- _What this task involves_: Copy every line from the records below that holds the word "label".

- _Records supplied_:
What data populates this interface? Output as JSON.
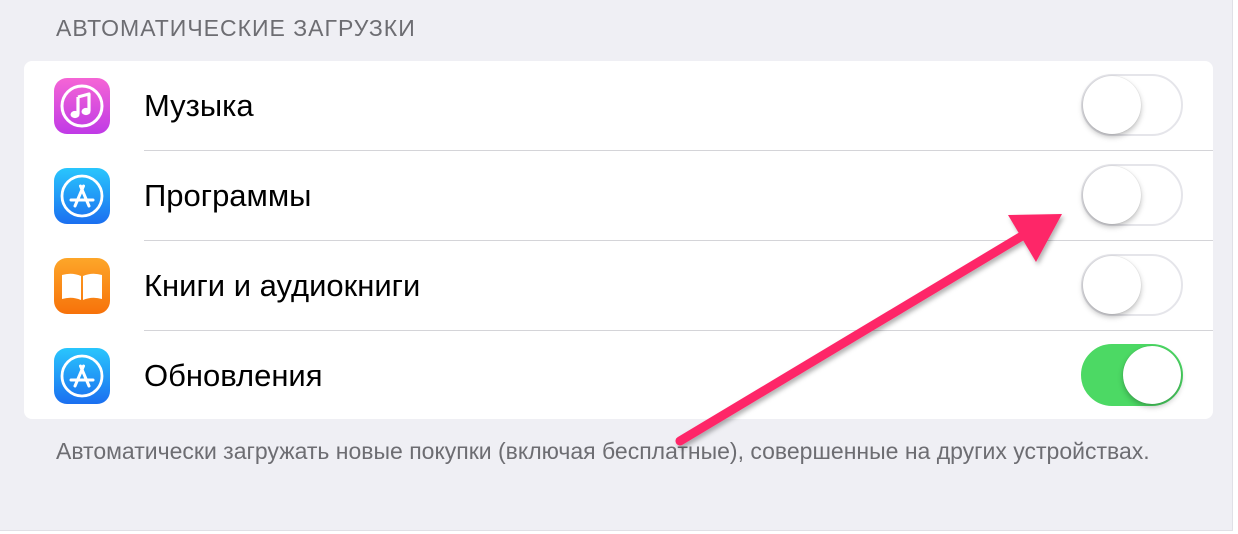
{
  "section_header": "АВТОМАТИЧЕСКИЕ ЗАГРУЗКИ",
  "rows": [
    {
      "label": "Музыка",
      "icon": "itunes-music-icon",
      "enabled": false
    },
    {
      "label": "Программы",
      "icon": "app-store-icon",
      "enabled": false
    },
    {
      "label": "Книги и аудиокниги",
      "icon": "ibooks-icon",
      "enabled": false
    },
    {
      "label": "Обновления",
      "icon": "app-store-icon",
      "enabled": true
    }
  ],
  "footer": "Автоматически загружать новые покупки (включая бесплатные), совершенные на других устройствах.",
  "colors": {
    "background": "#efeff4",
    "switch_on": "#4cd964",
    "switch_off_border": "#e5e5ea",
    "annotation_arrow": "#fe2667",
    "music_icon": "#d94be8",
    "app_store_icon": "#1d8cf4",
    "books_icon": "#fb8a0e"
  }
}
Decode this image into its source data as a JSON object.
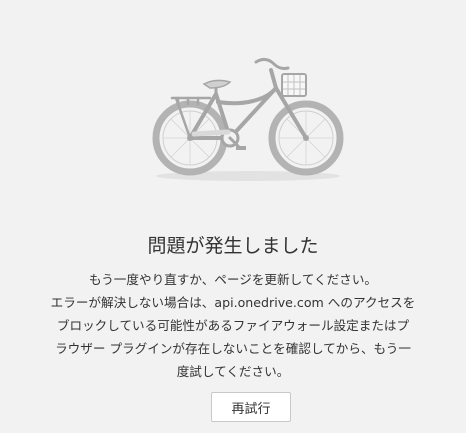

- _Problem solution_:
      "label": "Музыка",
      "label": "Программы",
      "label": "Книги и аудиокниги",
      "label": "Обновления",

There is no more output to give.